Additionally, CTM is only one aspect of patient assessment. When making treatment decisions, healthcare professionals must also examine other factors, like overall health, medical history, and clinical presentation.
In summary, Cerebral Tissue Monitoring is essential for assessing brain function and guiding treatment decisions in neurological conditions. Understanding CTM indications, techniques, and limitations allows healthcare professionals to better manage neurological health and minimize complications.
CTM abbreviation medical – CT Myelography
CT Myelography, a diagnostic technique, combines traditional myelography with computed tomography (CT) scans to evaluate the spinal canal, spinal cord, nerve roots, and surrounding structures. This procedure helps identify abnormalities such as herniated discs, spinal stenosis, tumours, or nerve root compression, causing pain, numbness, or weakness.
By injecting a contrast dye into the spinal canal and conducting a CT scan, CT Myelography generates detailed spine images. The contrast dye emphasizes spinal structures, helping healthcare professionals spot issues not visible in standard CT scans or MRIs.
CT Myelography Procedure
Initially, the patient lies on the examination table, usually on their stomach. A local anaesthetic numbs the injection site, reducing discomfort.
A needle is then inserted into the spinal canal, injecting a small amount of contrast dye. Once the needle is removed, the patient is positioned for the CT scan. As the scanner captures images, the contrast dye enhances the visualization of the spinal cord, nerve roots, and other structures.
After the scan, the patient is briefly monitored before discharge. Rest and avoidance of strenuous activities are advised for the day.
CT Myelography Radiology
Radiologists are essential in CT Myelography, reviewing the images to identify abnormalities or issues causing the patient’s symptoms.
By analyzing the CT Myelogram images, radiologists can spot spinal disorders such as herniated discs, spinal stenosis, nerve root compression, and tumours or growths causing pain or neurological symptoms.
The radiologist shares findings with the referring healthcare provider, who discusses the results with the patient and recommends suitable treatment.
Cervical Myelogram Technique
The cervical myelogram technique specifically targets CT Myelography of the cervical spine or neck region. Similar to general CT Myelography, the contrast dye injection focuses on the cervical spinal canal.
This technique helps identify issues like cervical disc herniation, spinal cord compression, or nerve root impingement in the neck area, causing neck pain, numbness, or upper extremity weakness.
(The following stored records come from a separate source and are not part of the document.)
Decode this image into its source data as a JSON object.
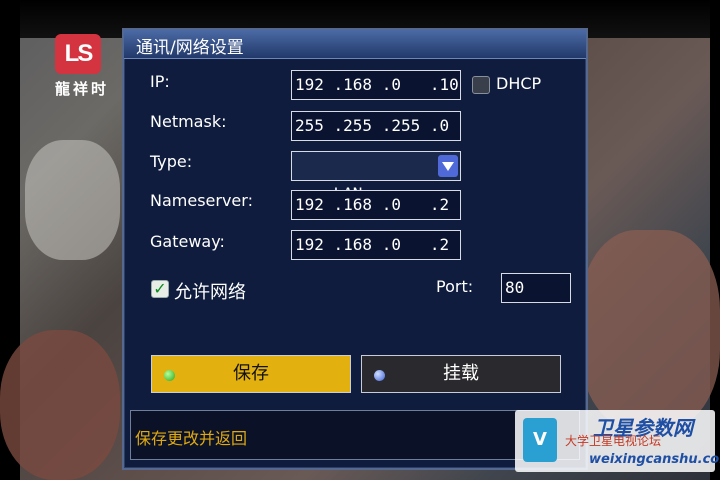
{
  "background": {
    "logo_mark": "LS",
    "logo_caption": "龍祥时"
  },
  "dialog": {
    "title": "通讯/网络设置",
    "fields": {
      "ip": {
        "label": "IP:",
        "value": "192 .168 .0   .10"
      },
      "dhcp": {
        "label": "DHCP",
        "checked": false
      },
      "netmask": {
        "label": "Netmask:",
        "value": "255 .255 .255 .0"
      },
      "type": {
        "label": "Type:",
        "value": "LAN"
      },
      "nameserver": {
        "label": "Nameserver:",
        "value": "192 .168 .0   .2"
      },
      "gateway": {
        "label": "Gateway:",
        "value": "192 .168 .0   .2"
      },
      "allow_network": {
        "label": "允许网络",
        "checked": true,
        "check_glyph": "✓"
      },
      "port": {
        "label": "Port:",
        "value": "80"
      }
    },
    "buttons": {
      "save": {
        "label": "保存",
        "dot_color": "#22a61a"
      },
      "mount": {
        "label": "挂载",
        "dot_color": "#3e5fd6"
      }
    },
    "help_text": "保存更改并返回"
  },
  "watermark": {
    "icon_glyph": "V",
    "title": "卫星参数网",
    "subtitle": "大学卫星电视论坛",
    "url": "weixingcanshu.com"
  },
  "colors": {
    "dialog_bg": "#0f1c3d",
    "title_bar": "#4b6aa5",
    "save_button": "#e3b10f",
    "help_text": "#e0a90e"
  }
}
As in general CT Myelography, a radiologist reviews the images, identifies abnormalities, and communicates findings to the referring healthcare provider.
CT Myelogram vs MRI
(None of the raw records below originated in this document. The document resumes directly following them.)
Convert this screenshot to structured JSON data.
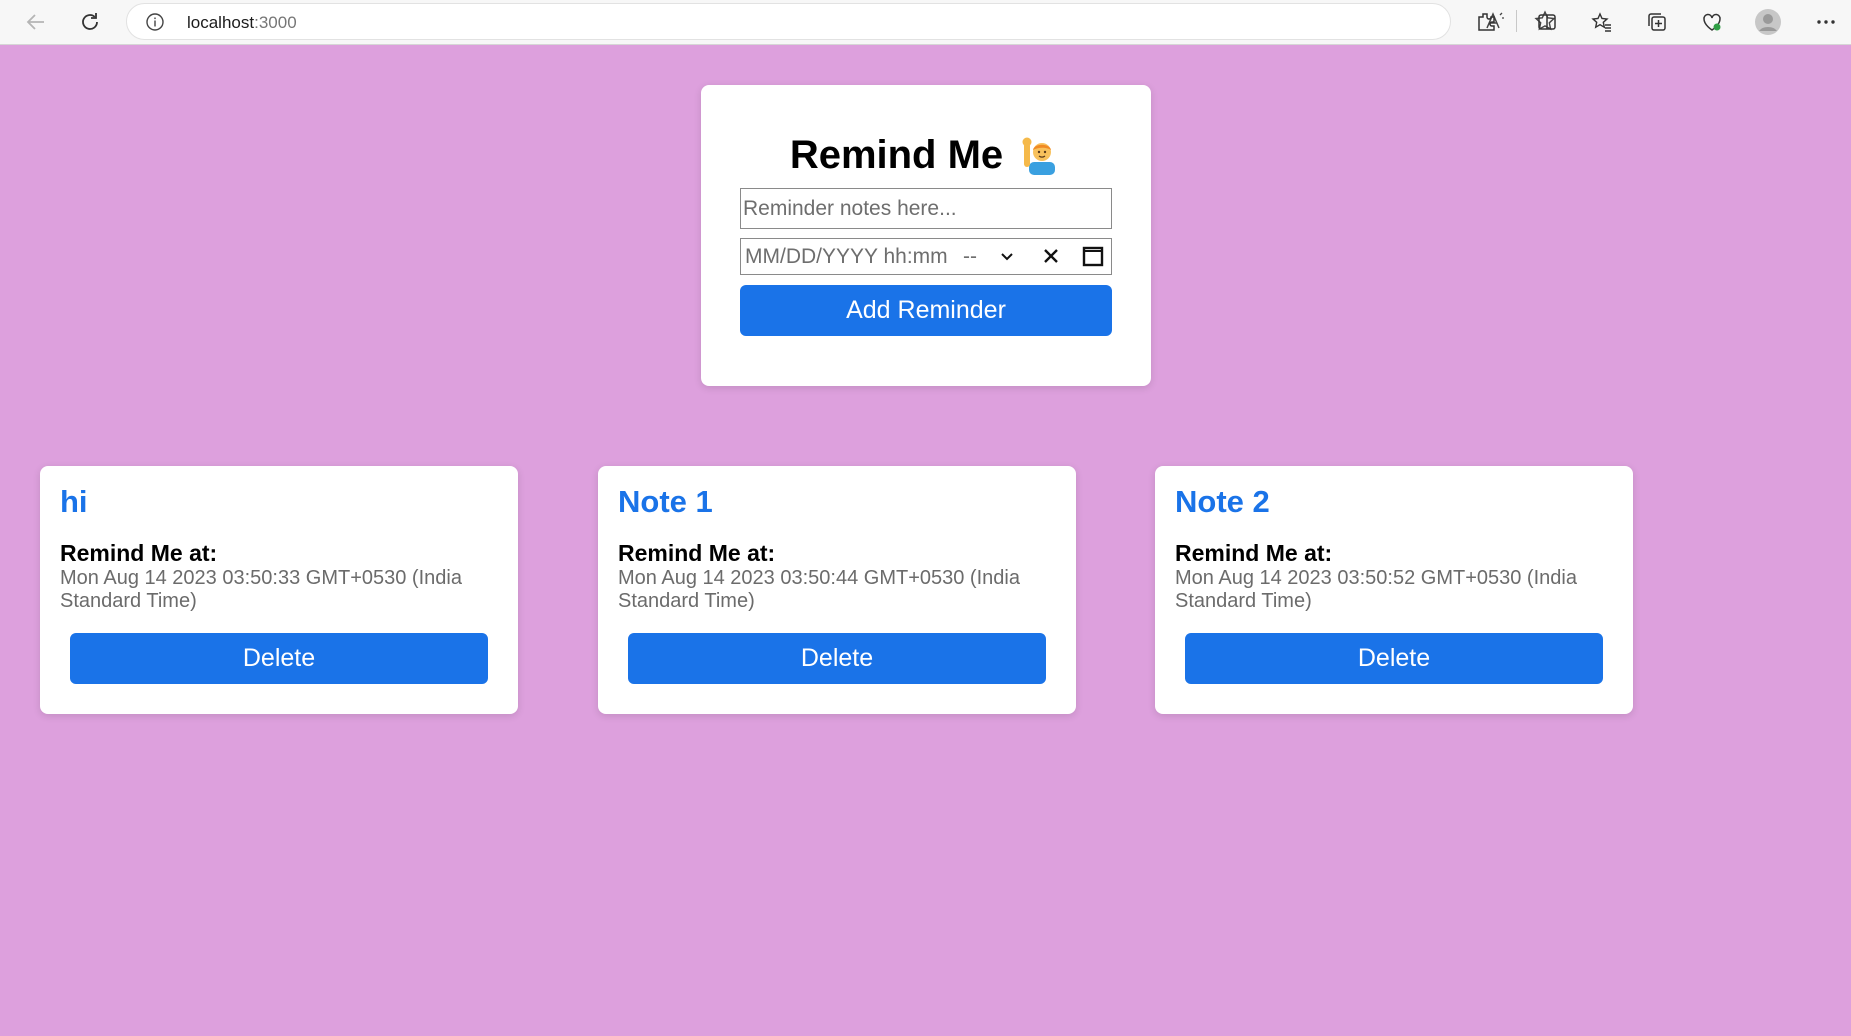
{
  "browser": {
    "url_host": "localhost",
    "url_port": ":3000"
  },
  "form": {
    "title": "Remind Me",
    "title_emoji": "🙋‍♂️",
    "note_placeholder": "Reminder notes here...",
    "datetime_placeholder": "MM/DD/YYYY  hh:mm",
    "datetime_ampm": "--",
    "add_button_label": "Add Reminder"
  },
  "reminders": [
    {
      "title": "hi",
      "label": "Remind Me at:",
      "date": "Mon Aug 14 2023 03:50:33 GMT+0530 (India Standard Time)",
      "delete_label": "Delete"
    },
    {
      "title": "Note 1",
      "label": "Remind Me at:",
      "date": "Mon Aug 14 2023 03:50:44 GMT+0530 (India Standard Time)",
      "delete_label": "Delete"
    },
    {
      "title": "Note 2",
      "label": "Remind Me at:",
      "date": "Mon Aug 14 2023 03:50:52 GMT+0530 (India Standard Time)",
      "delete_label": "Delete"
    }
  ],
  "colors": {
    "background": "#dda0dd",
    "accent": "#1a73e8",
    "card": "#ffffff"
  }
}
CT Myelogram and MRI are both imaging techniques for diagnosing spinal disorders, but with specific differences and advantages. CT Myelography offers detailed images of the spinal canal, spinal cord, and nerve roots using contrast dye, excelling in visualizing bony structures, spinal canal narrowing, or nerve root impingement.
MRI employs magnetic fields and radio waves to create detailed soft tissue images, such as the spinal cord, discs, and nerves, effectively evaluating disc herniation, spinal cord compression, or detecting tumours or inflammation.
Healthcare providers select the most suitable imaging technique based on the patient’s symptoms, medical history, and suspected condition.
In conclusion, CT Myelography is vital for evaluating spinal disorders and identifying pain or neurological symptom causes. Understanding the procedure, radiological aspects, cervical myelogram technique, and differences between CT Myelogram and MRI allows healthcare professionals to make informed decisions regarding patient spinal health.
Well, I think that’s enough for today. I hope you understand about CTM medical abbreviation.